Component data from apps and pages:
——————————
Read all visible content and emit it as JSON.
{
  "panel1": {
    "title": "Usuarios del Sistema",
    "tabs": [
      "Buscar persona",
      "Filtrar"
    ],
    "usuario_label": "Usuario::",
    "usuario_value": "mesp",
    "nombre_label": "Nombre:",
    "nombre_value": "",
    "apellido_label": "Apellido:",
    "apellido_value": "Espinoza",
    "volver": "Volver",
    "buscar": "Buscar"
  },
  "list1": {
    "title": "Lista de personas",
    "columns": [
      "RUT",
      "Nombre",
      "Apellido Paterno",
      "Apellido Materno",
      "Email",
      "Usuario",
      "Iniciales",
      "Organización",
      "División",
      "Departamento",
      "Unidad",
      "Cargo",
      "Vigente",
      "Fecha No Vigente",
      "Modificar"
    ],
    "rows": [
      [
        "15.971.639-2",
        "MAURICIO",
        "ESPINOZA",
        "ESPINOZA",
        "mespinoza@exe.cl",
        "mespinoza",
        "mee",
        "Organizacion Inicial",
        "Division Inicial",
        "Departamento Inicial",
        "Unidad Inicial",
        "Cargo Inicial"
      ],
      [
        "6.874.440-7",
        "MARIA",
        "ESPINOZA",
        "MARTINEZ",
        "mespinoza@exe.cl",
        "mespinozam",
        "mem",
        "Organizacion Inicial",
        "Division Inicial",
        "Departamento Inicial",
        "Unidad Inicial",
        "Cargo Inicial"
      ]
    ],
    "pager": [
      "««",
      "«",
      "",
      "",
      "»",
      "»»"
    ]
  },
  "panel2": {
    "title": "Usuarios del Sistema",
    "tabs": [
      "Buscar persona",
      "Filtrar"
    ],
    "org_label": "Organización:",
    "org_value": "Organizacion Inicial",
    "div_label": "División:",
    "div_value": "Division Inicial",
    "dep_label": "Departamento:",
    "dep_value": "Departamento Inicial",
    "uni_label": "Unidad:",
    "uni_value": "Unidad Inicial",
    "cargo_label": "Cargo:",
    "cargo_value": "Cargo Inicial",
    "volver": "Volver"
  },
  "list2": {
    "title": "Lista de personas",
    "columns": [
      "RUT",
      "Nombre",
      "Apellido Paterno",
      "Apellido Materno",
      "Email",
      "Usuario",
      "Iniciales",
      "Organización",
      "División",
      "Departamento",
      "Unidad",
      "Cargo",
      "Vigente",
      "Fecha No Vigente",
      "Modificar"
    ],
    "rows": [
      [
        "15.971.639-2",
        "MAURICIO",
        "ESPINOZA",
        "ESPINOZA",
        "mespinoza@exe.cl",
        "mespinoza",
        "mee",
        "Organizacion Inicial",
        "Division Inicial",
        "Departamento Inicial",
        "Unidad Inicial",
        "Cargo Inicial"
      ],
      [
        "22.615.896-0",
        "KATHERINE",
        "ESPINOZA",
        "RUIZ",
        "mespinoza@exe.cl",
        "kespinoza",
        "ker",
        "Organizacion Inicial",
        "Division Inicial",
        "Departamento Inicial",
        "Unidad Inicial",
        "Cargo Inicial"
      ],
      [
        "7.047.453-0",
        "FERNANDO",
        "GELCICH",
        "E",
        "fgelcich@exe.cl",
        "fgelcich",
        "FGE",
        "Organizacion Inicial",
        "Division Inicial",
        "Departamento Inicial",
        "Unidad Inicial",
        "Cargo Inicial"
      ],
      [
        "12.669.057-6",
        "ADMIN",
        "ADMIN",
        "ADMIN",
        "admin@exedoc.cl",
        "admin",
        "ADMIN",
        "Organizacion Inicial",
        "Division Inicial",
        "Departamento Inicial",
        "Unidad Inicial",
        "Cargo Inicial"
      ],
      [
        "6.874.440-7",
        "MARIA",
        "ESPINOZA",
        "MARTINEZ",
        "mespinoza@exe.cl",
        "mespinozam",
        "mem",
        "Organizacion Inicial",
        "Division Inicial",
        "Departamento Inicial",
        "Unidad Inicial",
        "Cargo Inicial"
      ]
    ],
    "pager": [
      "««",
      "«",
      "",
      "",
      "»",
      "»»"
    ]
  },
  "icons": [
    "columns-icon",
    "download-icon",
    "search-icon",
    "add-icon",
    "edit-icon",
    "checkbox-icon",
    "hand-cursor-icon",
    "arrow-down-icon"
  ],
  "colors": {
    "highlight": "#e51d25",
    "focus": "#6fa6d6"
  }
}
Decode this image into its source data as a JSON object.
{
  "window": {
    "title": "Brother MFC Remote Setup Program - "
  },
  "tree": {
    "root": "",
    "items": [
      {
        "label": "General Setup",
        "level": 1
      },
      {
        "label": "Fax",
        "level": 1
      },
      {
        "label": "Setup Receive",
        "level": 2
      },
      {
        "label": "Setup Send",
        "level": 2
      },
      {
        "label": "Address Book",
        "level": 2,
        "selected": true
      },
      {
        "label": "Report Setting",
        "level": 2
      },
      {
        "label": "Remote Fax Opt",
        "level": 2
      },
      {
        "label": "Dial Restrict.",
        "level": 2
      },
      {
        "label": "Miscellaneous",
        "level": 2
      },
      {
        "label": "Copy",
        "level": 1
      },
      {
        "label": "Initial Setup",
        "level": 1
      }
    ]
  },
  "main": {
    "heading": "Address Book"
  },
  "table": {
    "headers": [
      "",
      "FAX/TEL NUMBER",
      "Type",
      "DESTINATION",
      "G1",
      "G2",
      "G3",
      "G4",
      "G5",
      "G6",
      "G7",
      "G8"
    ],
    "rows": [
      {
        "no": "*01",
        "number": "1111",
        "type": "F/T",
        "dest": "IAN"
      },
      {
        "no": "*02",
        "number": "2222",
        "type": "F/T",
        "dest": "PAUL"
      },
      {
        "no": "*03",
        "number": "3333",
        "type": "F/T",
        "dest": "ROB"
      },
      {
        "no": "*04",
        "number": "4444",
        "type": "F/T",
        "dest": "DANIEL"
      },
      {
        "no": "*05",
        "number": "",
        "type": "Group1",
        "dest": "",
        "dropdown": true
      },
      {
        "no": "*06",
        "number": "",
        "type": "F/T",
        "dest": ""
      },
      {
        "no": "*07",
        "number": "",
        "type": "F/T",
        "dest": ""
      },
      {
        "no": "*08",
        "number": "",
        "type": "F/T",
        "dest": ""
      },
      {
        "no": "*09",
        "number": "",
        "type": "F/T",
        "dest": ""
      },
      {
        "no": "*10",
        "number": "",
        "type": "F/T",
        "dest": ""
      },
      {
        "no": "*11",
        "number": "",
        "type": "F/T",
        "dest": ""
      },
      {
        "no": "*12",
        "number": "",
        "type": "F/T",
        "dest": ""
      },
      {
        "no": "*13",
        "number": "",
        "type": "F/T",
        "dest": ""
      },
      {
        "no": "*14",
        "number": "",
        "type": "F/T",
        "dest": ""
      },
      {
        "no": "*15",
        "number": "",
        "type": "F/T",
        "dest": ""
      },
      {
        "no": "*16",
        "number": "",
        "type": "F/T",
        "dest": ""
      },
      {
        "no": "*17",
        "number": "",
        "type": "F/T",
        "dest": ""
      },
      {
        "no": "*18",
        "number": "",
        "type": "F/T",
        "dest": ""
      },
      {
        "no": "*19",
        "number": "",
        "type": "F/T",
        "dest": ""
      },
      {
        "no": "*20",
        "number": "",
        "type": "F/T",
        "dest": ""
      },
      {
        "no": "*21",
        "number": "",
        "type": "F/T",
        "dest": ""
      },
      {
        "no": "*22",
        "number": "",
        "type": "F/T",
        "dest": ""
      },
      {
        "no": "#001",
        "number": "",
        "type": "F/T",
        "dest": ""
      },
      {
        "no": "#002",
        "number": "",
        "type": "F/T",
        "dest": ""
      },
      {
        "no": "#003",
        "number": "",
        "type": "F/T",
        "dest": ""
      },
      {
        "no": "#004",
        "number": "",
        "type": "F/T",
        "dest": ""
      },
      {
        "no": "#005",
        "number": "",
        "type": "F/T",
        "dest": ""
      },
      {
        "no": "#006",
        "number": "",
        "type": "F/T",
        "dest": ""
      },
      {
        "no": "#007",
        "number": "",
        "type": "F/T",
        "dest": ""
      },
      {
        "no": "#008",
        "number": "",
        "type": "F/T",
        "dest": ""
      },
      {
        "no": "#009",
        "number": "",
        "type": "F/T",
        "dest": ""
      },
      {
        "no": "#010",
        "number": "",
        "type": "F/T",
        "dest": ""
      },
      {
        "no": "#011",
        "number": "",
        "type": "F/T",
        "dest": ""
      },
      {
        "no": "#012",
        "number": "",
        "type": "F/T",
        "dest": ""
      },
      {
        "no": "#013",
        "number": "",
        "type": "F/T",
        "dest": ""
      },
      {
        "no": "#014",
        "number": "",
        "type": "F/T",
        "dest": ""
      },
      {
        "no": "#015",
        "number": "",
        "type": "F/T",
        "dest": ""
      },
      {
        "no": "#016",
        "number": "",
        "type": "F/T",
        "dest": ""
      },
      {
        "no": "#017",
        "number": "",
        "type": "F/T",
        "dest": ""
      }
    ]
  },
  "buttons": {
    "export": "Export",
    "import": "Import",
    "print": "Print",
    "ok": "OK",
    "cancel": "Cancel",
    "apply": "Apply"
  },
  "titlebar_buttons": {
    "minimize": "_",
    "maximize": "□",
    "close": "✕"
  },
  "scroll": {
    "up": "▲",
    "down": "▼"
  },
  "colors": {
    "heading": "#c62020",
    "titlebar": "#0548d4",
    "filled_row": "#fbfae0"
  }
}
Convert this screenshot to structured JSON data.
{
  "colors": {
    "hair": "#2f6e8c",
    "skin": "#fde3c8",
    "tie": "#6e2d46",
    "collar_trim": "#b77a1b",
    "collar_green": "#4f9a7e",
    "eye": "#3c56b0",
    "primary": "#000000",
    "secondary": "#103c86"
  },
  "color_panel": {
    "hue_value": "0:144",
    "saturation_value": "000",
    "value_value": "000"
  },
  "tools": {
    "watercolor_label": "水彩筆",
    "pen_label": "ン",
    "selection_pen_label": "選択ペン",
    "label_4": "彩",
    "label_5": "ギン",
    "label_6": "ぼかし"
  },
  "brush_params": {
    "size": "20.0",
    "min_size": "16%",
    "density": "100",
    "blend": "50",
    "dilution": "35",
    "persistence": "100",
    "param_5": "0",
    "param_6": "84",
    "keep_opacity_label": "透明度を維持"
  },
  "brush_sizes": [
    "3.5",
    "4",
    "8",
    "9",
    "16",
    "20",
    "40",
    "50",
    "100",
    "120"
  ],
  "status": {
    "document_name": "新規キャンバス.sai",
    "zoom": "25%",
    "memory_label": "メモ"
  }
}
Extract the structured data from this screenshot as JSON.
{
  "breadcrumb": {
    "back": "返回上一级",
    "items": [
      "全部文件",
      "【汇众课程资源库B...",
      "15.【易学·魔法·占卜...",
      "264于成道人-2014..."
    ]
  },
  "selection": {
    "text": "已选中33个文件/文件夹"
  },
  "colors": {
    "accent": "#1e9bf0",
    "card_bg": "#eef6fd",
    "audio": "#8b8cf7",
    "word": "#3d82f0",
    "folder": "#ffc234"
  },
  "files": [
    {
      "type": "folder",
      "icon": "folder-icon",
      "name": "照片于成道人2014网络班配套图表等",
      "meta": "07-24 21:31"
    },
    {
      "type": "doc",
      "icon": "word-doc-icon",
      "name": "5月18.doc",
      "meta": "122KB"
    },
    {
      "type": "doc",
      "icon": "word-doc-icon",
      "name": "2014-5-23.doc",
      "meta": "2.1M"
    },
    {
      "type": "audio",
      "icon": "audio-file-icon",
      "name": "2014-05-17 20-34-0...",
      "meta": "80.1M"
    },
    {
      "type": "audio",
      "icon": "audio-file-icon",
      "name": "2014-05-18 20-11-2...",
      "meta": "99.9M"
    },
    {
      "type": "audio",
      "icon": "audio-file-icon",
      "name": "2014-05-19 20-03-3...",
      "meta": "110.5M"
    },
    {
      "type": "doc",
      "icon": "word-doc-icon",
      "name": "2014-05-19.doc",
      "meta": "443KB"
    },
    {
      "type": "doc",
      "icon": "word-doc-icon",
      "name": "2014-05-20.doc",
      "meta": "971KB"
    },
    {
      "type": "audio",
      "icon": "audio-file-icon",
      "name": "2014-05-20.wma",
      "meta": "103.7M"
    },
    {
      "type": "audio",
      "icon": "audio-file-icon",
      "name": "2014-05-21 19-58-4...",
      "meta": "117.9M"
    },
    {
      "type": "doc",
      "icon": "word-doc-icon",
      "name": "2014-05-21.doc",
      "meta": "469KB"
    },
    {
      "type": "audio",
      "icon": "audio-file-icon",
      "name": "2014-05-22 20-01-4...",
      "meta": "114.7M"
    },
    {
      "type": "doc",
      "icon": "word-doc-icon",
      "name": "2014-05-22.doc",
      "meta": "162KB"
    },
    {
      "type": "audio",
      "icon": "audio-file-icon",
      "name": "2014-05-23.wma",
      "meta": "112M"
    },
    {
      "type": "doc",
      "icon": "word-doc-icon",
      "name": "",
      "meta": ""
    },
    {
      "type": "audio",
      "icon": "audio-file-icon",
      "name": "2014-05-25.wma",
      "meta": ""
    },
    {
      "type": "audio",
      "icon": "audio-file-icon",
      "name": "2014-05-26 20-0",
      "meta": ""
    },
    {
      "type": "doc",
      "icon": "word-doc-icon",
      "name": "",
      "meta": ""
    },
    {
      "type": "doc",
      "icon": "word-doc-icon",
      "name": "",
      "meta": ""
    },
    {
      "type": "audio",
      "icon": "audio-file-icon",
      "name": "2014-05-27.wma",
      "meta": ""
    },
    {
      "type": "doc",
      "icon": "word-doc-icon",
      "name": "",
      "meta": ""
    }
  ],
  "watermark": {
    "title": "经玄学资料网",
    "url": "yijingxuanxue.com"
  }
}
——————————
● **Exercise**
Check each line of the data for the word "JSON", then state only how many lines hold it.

● **Written response**
4